Utilizing new panel micro data on the ownership sequences of all types of borrowers from 1997-2012 leads to a reinterpretation of the U.S. foreclosure crisis as more of a prime, rather than a subprime, borrower issue. Moreover, traditional mortgage default factors associated with the economic cycle, such as negative equity, completely account for the foreclosure propensity of prime borrowers relative to all-cash owners, and for three-quarters of the analogous subprime gap. Housing traits, race, initial income, and speculators did not play a meaningful role, and initial leverage only accounts for a small variation in outcomes of prime and subprime borrowers.They find that negative equity explains essentially all of the foreclosures among prime borrowers and three-quarters of the foreclosures among subprime borrowers.
From the paper:

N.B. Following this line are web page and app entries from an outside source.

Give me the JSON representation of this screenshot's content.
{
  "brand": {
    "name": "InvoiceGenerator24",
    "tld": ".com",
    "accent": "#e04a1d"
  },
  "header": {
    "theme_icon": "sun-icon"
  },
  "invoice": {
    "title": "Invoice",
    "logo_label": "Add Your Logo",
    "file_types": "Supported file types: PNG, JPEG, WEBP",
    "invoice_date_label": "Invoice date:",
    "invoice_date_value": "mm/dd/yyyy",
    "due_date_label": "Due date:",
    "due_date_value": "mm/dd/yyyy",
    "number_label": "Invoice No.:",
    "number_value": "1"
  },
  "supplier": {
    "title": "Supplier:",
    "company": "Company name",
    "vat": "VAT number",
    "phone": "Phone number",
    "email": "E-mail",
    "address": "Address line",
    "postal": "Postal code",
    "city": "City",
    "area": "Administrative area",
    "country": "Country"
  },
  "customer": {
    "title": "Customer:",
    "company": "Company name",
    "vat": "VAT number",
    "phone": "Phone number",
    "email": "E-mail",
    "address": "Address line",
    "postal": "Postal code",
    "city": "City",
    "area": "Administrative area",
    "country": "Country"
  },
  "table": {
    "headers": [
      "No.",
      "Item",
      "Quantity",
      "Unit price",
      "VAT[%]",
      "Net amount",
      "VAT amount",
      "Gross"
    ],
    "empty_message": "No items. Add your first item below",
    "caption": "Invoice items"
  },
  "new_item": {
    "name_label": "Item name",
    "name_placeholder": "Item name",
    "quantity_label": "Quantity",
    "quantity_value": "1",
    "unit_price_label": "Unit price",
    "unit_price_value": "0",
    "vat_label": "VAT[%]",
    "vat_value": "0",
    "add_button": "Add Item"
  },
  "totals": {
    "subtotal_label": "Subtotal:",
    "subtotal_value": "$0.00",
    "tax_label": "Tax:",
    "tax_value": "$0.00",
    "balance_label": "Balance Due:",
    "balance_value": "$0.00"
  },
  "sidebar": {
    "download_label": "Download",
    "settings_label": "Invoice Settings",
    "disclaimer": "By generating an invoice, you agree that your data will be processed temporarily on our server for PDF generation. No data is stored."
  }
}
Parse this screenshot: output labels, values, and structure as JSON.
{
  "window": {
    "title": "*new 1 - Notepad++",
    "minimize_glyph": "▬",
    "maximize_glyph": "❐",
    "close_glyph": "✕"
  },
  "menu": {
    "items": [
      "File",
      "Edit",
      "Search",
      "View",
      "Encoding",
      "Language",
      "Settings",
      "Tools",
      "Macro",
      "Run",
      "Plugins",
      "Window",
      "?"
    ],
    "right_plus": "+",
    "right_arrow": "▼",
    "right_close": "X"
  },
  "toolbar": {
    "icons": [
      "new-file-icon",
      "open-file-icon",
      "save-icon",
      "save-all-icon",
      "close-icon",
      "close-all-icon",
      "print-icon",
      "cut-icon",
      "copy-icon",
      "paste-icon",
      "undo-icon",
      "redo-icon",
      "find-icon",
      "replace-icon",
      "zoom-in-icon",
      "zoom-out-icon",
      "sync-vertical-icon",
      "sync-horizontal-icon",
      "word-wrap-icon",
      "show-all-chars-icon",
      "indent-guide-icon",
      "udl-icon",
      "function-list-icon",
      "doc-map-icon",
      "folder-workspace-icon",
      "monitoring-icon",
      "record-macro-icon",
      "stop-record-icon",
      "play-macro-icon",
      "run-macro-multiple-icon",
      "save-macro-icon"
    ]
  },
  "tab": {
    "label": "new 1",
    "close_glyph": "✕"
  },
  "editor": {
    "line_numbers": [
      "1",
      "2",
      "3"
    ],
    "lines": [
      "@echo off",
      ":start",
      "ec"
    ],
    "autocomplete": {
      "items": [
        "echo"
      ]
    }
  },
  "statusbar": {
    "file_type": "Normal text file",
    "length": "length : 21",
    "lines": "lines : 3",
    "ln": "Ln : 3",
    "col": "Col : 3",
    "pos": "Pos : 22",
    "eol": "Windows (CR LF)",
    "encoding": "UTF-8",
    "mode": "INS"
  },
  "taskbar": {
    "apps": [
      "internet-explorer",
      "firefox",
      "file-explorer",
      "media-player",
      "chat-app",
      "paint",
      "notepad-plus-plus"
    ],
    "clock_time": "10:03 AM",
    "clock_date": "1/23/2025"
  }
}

(Prime borrowers') share always exceeds 50%, and it rose, not fell, as the boom built, from a low of 54.9% in 2000(1) to a high of 65.6% in 2008(1). Thus, the rough doubling of Subprime share over the same period is at the expense of the FHA/VA-insured sector, not the Prime sector (Table 1).This concurs with what I have found. The rise in subprime mortgages replaced, not prime mortgages, but FHA/VA mortgages. Here is a graph of Loan to Value (LTV) levels for each mortgage type. LTV's were improving for all types throughout the boom. They improved especially for FHA/VA loans, but this is largely a product of the declining rate of new FHA/VA loan originations, so there are relatively fewer new FHA/VA loans as time passed during the boom. FHA/VA mortgages have very low down payments, so the transition from FHA/VA loans to private market subprime loans was associated with lower LTVs, not higher. I think the conventional opinion about this is simply wrong, due to the lack of recognition regarding the falling share of FHA/VA loans. This has led to the assumption that the rise in subprime was due to either (1) a decline in the ability of households to qualify for prime loans or (2) predatory behavior from the banks to pull marginal households into mortgages. While anecdotal evidence supports these conclusions, they don't appear to be accurate regarding systemic behavior during the boom.
We can see in the first graph that LTVs were improving throughout the boom, and it was only when prices collapsed well more than 10% in 2008 that LTVs moved out of the range of the previous decade. Once they did, the price collapse was so severe, that many households were underwater with little relation to their initial LTV. By 2009, the average prime loan, which had always averaged initial LTVs of less than 80%, was underwater, and remained so until 2011.
Further, regarding the idea that these LTV trends result from rising prices that were hiding the use of newly available home equity for debt, they say, "However, our findings imply no material economic role for this factor in accounting for foreclosure and short sales outcomes across different types of borrowers." Controlling for refinancing or junior lien activity actually causes loss rates for all loan types to increase. In other words, borrowers who refinanced before the crisis tended to fare better, all else equal, than those who did not.
The authors speculate that this is because those who were able to refinance were more financially stable. But, I will note that if "a common factor playing such an influential role in determining foreclosure losses across all types of borrowers" (as the authors describe it) happens to be a liquidity crunch, then households would naturally benefit from taking some liquidity before it dries up. In hindsight, we might consider describing those households as prudent rather than reckless.
Have you ever noticed that macroprudential regulation is always described in terms of constraints? Caps, limits, levies, requirements, charges... Isn't the most important macroprudential factor the aggregate value of the collateral?
I know the normal reaction to that idea is that there was a bubble and that speculators pushed prices well above their justifiable levels. But, research like this shows that the damage hit prudent households. Even if we attribute all of the subprime defaults that aren't explained by price collapses to reckless speculator behavior, it amounts to a very small portion of the mortgage market, and that damage was inflicted early. By 2008, after which most of the damage was done, this was a story about prime mortgages.
There is an aesthetic reaction against the idea that stability in real estate values might have been a goal of the federal government. It smacks of corporate welfare, and it seems like an excuse to support bubbles. But, what if it wasn't a bubble? And, how are the regulatory authorities supposed to make that determination anyway? Isn't the depth and breadth of the damage that was done here enough to argue against this regulatory regime? Yet, if anything, the clamoring for all of the constraining forms of macroprudential regulation has only intensified from this episode.
The implied yield of houses has been high since the crisis because of a lack of liquidity. So, as the authors show, if you really want to find housing speculators, you should look in the post-crisis all-cash market. And those investors are minting money.
It is our asymmetrical macroprudence that is bankrupting households and supporting speculators.